The origins and development of the project of which this book and its companion are the main fruits have been set out by Alessandro Pizzorno in his preface to the first volume (The Resurgence of Class Conflict in Western Europe since 1968: National Studies). In that book we described, in the context of a particular set of themes and questions, the different national experiences of the countries covered by our project (Belgium, France, Italy, the Netherlands, the United Kingdom and West Germany). We turn now to comparative analysis, drawing on the empirical material established in the previous volume in order to illuminate issues relevant to several or all of our countries.
The discussions in our group during the period that we held our seminars (1974 and 1975) did not enable us to reach a unity of views on interpretations and explanations of the phenomena under consideration, and no one of us is necessarily committed to the analysis presented in the other papers. The discerning reader will detect these underlying differences, while on occasion precise points of disagreement are made explicit in the text. However, in the course of discussion and through criticism of each other's early drafts we have managed to reduce the range of disagreements and to gain from the encounter with other national or intellectual traditions. Hopefully there is evidence of this in our final product. More important, we have achieved something close to unity concerning the themes of continuing relevance to our subject. All the papers address themselves to a common set of problematics, even if not all of them have each element of this set within their brief.

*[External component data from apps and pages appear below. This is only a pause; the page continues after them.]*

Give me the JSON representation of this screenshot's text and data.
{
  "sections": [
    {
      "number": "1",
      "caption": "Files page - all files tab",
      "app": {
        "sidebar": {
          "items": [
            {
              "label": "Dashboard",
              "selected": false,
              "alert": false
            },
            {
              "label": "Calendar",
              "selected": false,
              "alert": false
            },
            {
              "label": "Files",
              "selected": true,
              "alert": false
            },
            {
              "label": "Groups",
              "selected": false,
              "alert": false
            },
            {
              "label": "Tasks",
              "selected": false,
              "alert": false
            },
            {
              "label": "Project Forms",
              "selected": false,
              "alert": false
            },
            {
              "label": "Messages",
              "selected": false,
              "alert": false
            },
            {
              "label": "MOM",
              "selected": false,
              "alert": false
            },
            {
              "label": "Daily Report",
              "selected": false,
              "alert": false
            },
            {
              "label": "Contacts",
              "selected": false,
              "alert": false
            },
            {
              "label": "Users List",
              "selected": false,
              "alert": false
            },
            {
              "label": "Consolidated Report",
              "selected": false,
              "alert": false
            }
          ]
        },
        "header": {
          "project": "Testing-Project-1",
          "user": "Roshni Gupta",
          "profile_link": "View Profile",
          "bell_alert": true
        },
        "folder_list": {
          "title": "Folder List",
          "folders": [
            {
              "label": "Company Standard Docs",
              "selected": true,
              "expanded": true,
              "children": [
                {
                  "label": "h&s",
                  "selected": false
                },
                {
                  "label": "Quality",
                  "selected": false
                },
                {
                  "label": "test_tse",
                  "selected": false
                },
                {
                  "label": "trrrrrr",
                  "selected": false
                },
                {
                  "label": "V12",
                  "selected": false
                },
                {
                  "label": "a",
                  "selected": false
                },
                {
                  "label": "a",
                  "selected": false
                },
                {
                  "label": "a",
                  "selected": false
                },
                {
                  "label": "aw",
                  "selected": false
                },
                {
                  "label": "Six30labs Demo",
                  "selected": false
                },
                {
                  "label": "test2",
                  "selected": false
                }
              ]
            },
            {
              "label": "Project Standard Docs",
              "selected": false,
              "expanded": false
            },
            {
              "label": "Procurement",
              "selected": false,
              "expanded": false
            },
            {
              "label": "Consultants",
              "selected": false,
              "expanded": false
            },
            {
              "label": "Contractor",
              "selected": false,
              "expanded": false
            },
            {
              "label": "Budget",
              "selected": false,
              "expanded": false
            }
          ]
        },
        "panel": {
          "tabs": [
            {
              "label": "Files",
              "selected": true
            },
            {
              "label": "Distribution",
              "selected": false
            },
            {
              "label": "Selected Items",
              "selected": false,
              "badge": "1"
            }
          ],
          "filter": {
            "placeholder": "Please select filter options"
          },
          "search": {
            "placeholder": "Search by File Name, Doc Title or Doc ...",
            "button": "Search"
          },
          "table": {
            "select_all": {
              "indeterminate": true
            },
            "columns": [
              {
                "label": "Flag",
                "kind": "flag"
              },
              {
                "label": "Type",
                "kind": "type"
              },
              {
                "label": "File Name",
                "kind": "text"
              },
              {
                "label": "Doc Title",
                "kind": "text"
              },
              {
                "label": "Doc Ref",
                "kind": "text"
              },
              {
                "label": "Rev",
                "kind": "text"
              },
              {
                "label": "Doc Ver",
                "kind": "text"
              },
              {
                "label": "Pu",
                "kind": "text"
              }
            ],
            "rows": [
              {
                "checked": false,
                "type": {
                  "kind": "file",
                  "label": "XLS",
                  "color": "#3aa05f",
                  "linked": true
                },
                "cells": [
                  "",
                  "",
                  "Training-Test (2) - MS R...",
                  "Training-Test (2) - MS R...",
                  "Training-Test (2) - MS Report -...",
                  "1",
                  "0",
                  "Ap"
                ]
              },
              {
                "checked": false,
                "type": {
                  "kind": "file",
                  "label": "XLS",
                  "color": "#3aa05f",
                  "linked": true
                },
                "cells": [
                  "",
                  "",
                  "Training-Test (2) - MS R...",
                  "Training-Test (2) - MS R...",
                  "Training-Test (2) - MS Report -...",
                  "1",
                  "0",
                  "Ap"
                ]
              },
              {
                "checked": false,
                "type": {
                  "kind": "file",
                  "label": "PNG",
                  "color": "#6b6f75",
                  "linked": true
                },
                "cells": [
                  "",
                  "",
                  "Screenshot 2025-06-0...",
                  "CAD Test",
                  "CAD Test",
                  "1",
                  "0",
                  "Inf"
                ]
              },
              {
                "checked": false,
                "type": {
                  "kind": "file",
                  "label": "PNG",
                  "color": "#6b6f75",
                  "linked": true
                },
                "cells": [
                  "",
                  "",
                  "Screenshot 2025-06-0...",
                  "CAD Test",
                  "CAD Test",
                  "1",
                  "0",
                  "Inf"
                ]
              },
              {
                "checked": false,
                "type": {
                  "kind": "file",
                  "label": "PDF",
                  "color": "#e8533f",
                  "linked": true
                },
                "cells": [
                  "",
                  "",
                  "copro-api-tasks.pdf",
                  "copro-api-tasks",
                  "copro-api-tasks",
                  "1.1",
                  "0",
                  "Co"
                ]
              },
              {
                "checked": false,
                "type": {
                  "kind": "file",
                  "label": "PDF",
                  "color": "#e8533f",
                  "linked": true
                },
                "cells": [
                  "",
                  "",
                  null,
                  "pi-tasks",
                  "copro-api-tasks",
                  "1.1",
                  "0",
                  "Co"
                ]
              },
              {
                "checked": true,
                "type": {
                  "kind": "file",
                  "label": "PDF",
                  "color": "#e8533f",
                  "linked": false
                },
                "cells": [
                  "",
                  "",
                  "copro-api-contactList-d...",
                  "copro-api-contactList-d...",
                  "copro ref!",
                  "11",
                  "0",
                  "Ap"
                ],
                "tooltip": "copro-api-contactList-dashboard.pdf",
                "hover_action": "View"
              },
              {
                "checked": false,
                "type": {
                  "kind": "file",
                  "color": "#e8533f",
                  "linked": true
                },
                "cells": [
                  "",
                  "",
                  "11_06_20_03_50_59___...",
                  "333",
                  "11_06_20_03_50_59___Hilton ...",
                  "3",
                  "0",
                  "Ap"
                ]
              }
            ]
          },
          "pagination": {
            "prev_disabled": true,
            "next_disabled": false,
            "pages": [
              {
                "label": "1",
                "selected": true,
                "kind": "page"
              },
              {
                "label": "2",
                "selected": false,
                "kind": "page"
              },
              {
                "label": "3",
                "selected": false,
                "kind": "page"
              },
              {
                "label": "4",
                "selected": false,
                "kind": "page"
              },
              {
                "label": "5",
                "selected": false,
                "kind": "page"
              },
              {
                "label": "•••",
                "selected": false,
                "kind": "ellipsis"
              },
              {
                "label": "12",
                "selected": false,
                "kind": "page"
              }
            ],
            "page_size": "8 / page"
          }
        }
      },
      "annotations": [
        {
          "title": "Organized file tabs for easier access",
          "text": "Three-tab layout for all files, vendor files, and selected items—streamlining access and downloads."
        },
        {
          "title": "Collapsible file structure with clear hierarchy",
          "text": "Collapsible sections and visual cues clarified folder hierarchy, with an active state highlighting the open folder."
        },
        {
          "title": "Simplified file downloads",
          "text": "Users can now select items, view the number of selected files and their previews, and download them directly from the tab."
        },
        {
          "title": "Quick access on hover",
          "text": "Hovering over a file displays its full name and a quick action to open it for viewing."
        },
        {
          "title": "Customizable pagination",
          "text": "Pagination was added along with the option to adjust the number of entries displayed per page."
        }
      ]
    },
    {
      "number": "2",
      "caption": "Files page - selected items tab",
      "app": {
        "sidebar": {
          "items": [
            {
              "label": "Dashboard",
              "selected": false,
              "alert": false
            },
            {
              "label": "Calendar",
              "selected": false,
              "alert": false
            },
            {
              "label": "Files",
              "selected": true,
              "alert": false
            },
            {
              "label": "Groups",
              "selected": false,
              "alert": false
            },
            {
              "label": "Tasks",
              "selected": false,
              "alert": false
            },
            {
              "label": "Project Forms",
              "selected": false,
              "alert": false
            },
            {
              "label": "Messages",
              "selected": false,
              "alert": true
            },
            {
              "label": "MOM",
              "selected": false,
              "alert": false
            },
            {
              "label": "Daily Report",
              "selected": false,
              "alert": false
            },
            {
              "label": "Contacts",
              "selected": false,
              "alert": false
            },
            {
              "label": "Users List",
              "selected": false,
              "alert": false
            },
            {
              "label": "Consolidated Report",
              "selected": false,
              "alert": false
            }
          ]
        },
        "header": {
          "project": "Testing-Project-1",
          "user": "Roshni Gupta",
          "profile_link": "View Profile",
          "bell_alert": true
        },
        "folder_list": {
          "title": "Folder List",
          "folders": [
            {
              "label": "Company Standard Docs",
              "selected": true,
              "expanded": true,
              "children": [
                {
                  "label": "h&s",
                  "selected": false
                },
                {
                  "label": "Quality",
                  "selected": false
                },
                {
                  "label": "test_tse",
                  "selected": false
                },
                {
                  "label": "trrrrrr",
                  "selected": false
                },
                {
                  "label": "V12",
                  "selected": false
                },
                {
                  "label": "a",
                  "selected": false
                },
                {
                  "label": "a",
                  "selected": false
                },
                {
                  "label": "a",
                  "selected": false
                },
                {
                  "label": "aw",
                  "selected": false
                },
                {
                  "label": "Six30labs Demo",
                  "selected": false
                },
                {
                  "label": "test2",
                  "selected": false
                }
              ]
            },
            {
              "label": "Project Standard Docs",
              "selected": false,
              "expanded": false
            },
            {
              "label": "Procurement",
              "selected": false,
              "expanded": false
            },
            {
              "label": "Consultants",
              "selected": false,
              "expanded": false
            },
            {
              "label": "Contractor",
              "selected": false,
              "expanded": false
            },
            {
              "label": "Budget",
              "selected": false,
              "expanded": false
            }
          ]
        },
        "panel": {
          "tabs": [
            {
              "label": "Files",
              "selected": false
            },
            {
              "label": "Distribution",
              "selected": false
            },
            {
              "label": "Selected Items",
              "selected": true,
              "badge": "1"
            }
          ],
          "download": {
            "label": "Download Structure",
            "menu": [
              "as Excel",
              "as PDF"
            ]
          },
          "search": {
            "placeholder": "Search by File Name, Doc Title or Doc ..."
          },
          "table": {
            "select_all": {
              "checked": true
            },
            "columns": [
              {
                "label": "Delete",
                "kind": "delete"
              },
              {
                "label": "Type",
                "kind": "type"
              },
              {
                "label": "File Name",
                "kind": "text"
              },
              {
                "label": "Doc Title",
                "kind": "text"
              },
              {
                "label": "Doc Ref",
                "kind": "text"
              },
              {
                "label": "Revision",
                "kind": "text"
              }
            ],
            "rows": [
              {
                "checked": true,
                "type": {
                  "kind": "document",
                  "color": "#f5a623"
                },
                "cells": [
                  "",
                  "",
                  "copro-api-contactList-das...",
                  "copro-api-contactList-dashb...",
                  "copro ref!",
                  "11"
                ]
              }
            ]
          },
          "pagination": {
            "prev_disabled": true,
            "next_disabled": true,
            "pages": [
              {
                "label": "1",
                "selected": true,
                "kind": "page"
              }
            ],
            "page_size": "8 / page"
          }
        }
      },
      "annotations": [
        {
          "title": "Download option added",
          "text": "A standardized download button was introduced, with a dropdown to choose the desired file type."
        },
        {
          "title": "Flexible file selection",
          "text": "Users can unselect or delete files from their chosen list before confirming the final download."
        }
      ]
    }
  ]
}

A point of importance is, as noted by Pizzorno in the preface to Volumer I, the significant shift which took place in our perspective during the course of the project. The phenomenon that initially inspired formation of the project was that of increased shop-floor militancy, associated with the decentralisation of working-class action and the prominence of 'new' sections of that class. By the end our focus had moved to the state, its relations with the central organisations of capital and labour, and to macroeconomic variables at national and international level. In part this change can be related to external events. In the years immediately following 1968 the most notable events were those at the level of the plant and the largely spontaneous actions among workers, women, students, immigrants and urban protest groups, which surprised those who had spent years studying the social quiescence of the 1950s and early 1960s. But later the major changes in the position of the . . .